Setting a finished-but-incomplete task to expire allows the scheduler to forget
it without completing its required outputs. WARNING: nothing downstream of 
of the incomplete outputs with run automatically after this.

Setting an output also results in any implied outputs being set:
 - started implies submitted
 - succeeded, failed, and custom outputs, imply started
 - succeeded implies all required custom outputs
 - failed does not imply custom outputs


   --flow=INT`: flow(s) to attribute spawned tasks. Default: all active flows.
      If a task already spawned, merge flows.

   --pre=PRE: set a prerequisite to satisfied (multiple use allowed).

   --pre=all: set all prerequisites to satisfied. Equivalent to trigger.

   --out=OUT: set an output (and implied outputs) to completed (multiple use allowed).

   --out=all or [no-options]: set all required outputs.

   `--expire`: allow the scheduler to forget a task without running it, or
      without rerunning it if incomplete.


Un-setting prerequisites?

If a task has already run, its prerequisites have already been “used”. There’s no point in unsatisfying them.

If a task has not been spawned yet, none of its prerequisites are satisfied anyway.

Is there a case for unsatisfying the prerequisites of a waiting partially satisfied task that has not run yet?

Use cases aren’t obvious, but we should probably support this for completeness.

Un-completing outputs?

There’s no point in unsetting a completed output because any downstream action will have already been spawned (on demand).

I think the only exception is in a flow-wait scenario, which is pretty niche.

No need to support this?

Example Use Cases

1. Forget an incomplete failed task

Expire it.

2. Carry on as if a failed task had succeeded

E.g. foo failed and is incomplete, but I fixed some files externally so the workflow can carry on as if it had succeeded.

Set the task’s succeeded output, to:

The database will record:

3. Trigger a new flow downstream of target task

foo => post<m>

If we don’t want to run foo again, setting foo:succeed (for a new flow) is more convenient than triggering all the downstream children individually.

This will spawn all post<m> at once, with prerequisite foo:succeed satisfied.

4. Set off-flow prerequisites, to prep for a new flow

If a flow is not entirely self-contained, you can prime the appropriate tasks before triggering the flow, by either (whichever is more convenient):

(Note this is more than a convenient alternative to cylc trigger because the flow needs to progress according to the graph edges, and we don’t want to trigger the off-low parent tasks just to provide the off-flow prerequisites).

5. Skip to next cycle after externally-caused failures

Many tasks failed due to (say) external disk error. I want to start over at the next cycle point rather than re-run the failed tasks.

6.?? Set jobs to failed when a job platform is known to be down

I don’t think this case is valid. (Unless I’ve misunderstood the requirement?).

If jobs were submitted already they will have already failed naturally. Otherwise, you can prevent job submission by holding the tasks, or expiring them if necessary.

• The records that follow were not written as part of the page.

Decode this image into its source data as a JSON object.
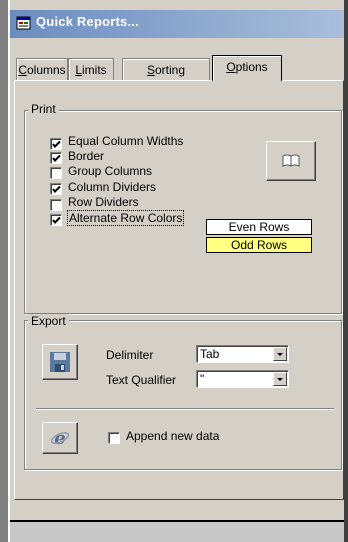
{
  "window": {
    "title": "Quick Reports..."
  },
  "tabs": [
    {
      "label": "Columns",
      "accel": "C",
      "rest": "olumns"
    },
    {
      "label": "Limits",
      "accel": "L",
      "rest": "imits"
    },
    {
      "label": "Sorting",
      "accel": "S",
      "rest": "orting"
    },
    {
      "label": "Options",
      "accel": "O",
      "rest": "ptions",
      "active": true
    }
  ],
  "print": {
    "group_label": "Print",
    "options": [
      {
        "label": "Equal Column Widths",
        "checked": true
      },
      {
        "label": "Border",
        "checked": true
      },
      {
        "label": "Group Columns",
        "checked": false
      },
      {
        "label": "Column Dividers",
        "checked": true
      },
      {
        "label": "Row Dividers",
        "checked": false
      },
      {
        "label": "Alternate Row Colors",
        "checked": true
      }
    ],
    "even_rows_label": "Even Rows",
    "odd_rows_label": "Odd Rows",
    "even_rows_color": "#ffffff",
    "odd_rows_color": "#ffff80",
    "preview_icon": "book-icon"
  },
  "export": {
    "group_label": "Export",
    "delimiter_label": "Delimiter",
    "delimiter_value": "Tab",
    "qualifier_label": "Text Qualifier",
    "qualifier_value": "\"",
    "save_icon": "floppy-disk-icon",
    "browser_icon": "internet-explorer-icon",
    "append_label": "Append new data",
    "append_checked": false
  }
}
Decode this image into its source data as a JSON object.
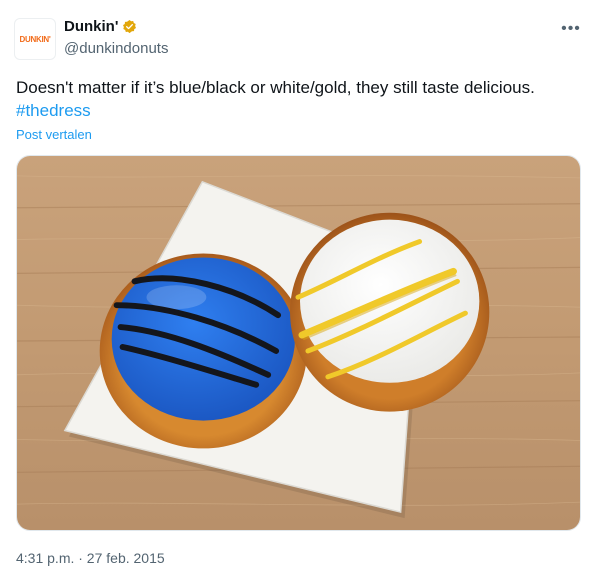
{
  "author": {
    "display_name": "Dunkin'",
    "handle": "@dunkindonuts",
    "avatar_text": "DUNKIN'",
    "verified": true,
    "verified_color": "#e2a70b"
  },
  "tweet": {
    "text": "Doesn't matter if it’s blue/black or white/gold, they still taste delicious.",
    "hashtag": "#thedress",
    "translate_label": "Post vertalen",
    "more_icon": "more-horizontal-icon"
  },
  "media": {
    "subject": "photo of two donuts on a white square plate"
  },
  "meta": {
    "timestamp": "4:31 p.m. · 27 feb. 2015"
  },
  "colors": {
    "link": "#1d9bf0",
    "secondary_text": "#536471",
    "brand_orange": "#f26c1b"
  }
}
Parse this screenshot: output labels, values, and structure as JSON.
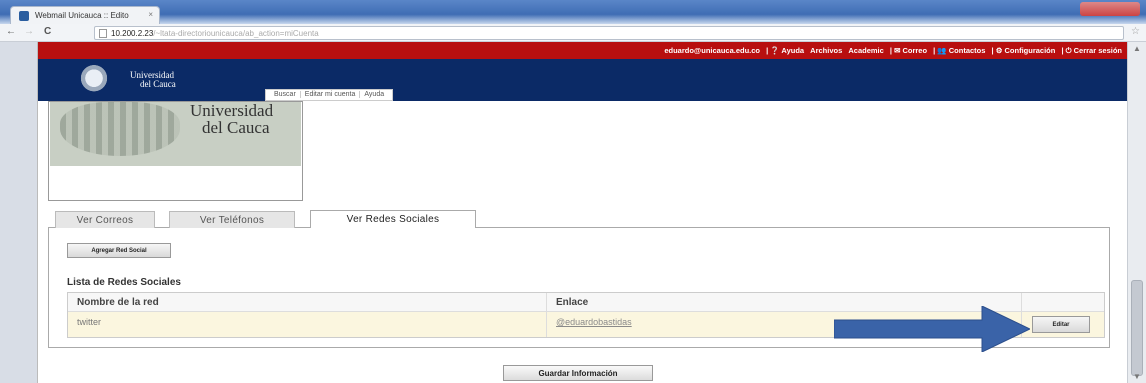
{
  "browser": {
    "tab_title": "Webmail Unicauca :: Edito",
    "tab_close": "×",
    "back_glyph": "←",
    "forward_glyph": "→",
    "reload_glyph": "C",
    "address_host": "10.200.2.23",
    "address_rest": "/~ltata-directoriounicauca/ab_action=miCuenta",
    "star_glyph": "☆"
  },
  "topbar": {
    "email": "eduardo@unicauca.edu.co",
    "items": [
      "| ❔ Ayuda",
      "Archivos",
      "Academic",
      "| ✉ Correo",
      "| 👥 Contactos",
      "| ⚙ Configuración",
      "| ⏻ Cerrar sesión"
    ]
  },
  "brand": {
    "line1": "Universidad",
    "line2": "del Cauca"
  },
  "menu": {
    "items": [
      "Buscar",
      "Editar mi cuenta",
      "Ayuda"
    ]
  },
  "photo": {
    "line1": "Universidad",
    "line2": "del Cauca"
  },
  "tabs": [
    "Ver Correos",
    "Ver Teléfonos",
    "Ver Redes Sociales"
  ],
  "panel": {
    "add_button": "Agregar Red Social",
    "list_title": "Lista de Redes Sociales",
    "columns": [
      "Nombre de la red",
      "Enlace"
    ],
    "rows": [
      {
        "name": "twitter",
        "link": "@eduardobastidas",
        "action": "Editar"
      }
    ]
  },
  "save_button": "Guardar Información",
  "colors": {
    "topbar_red": "#b80f0f",
    "brand_navy": "#0b2a66",
    "row_highlight": "#fbf6df",
    "arrow_blue": "#3a63a8"
  }
}
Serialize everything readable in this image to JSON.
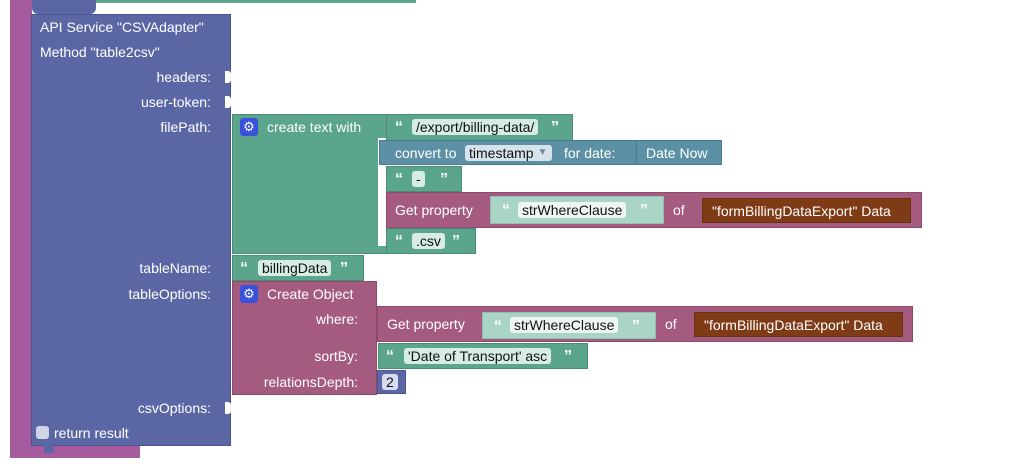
{
  "api_block": {
    "title_line1": "API Service \"CSVAdapter\"",
    "title_line2": "Method \"table2csv\"",
    "inputs": {
      "headers": "headers:",
      "user_token": "user-token:",
      "file_path": "filePath:",
      "table_name": "tableName:",
      "table_options": "tableOptions:",
      "csv_options": "csvOptions:"
    },
    "return_result": "return result"
  },
  "create_text": {
    "label": "create text with",
    "text1": "/export/billing-data/",
    "convert_label": "convert to",
    "convert_option": "timestamp",
    "for_date_label": "for date:",
    "date_now": "Date Now",
    "text_dash": "-",
    "get_property_label": "Get property",
    "property_name": "strWhereClause",
    "of_label": "of",
    "form_data": "\"formBillingDataExport\" Data",
    "text_csv": ".csv"
  },
  "table_name_value": "billingData",
  "create_object": {
    "label": "Create Object",
    "where_label": "where:",
    "get_property_label": "Get property",
    "property_name": "strWhereClause",
    "of_label": "of",
    "form_data": "\"formBillingDataExport\" Data",
    "sort_by_label": "sortBy:",
    "sort_by_value": "'Date of Transport' asc",
    "relations_depth_label": "relationsDepth:",
    "relations_depth_value": "2"
  },
  "colors": {
    "outer_block": "#a55b9e",
    "api_block": "#5b67a5",
    "text_block": "#5ba58c",
    "date_block": "#5b90a5",
    "property_block": "#a55b80",
    "data_block": "#7f3b16",
    "gear": "#3a52d9"
  }
}
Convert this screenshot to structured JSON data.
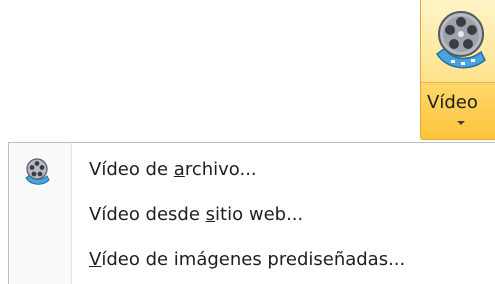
{
  "ribbon": {
    "video_button": {
      "label": "Vídeo",
      "icon": "film-reel-icon"
    }
  },
  "menu": {
    "items": [
      {
        "pre": "Vídeo de ",
        "key": "a",
        "post": "rchivo...",
        "icon": "film-reel-icon"
      },
      {
        "pre": "Vídeo desde ",
        "key": "s",
        "post": "itio web...",
        "icon": null
      },
      {
        "pre": "",
        "key": "V",
        "post": "ídeo de imágenes prediseñadas...",
        "icon": null
      }
    ]
  },
  "colors": {
    "button_highlight": "#fbc53a",
    "button_border": "#e0a93a",
    "menu_border": "#bfbfbf"
  }
}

7.?? Set switch tasks at an optional branch point, to direct the future flow

I’m not sure this is valid either. Why would we need to do this?

foo:x? => bar  # take this branch regardless of x or y at run time?
foo:y? => baz

# or:

foo:fail? => bar  # take this branch regardless of succeed or fail at run time?
foo? => baz

Should foo still run when the flow reaches it, but only trigger the right branch regardless of what outputs it completes? That amounts to “the graph is wrong”!

Or do we want to pretend that foo has run already and generated the chosen output, but don’t flow on from there until the flow catches up?

In that case: cylc broadcast to change the script to simply send the chosen output and exit.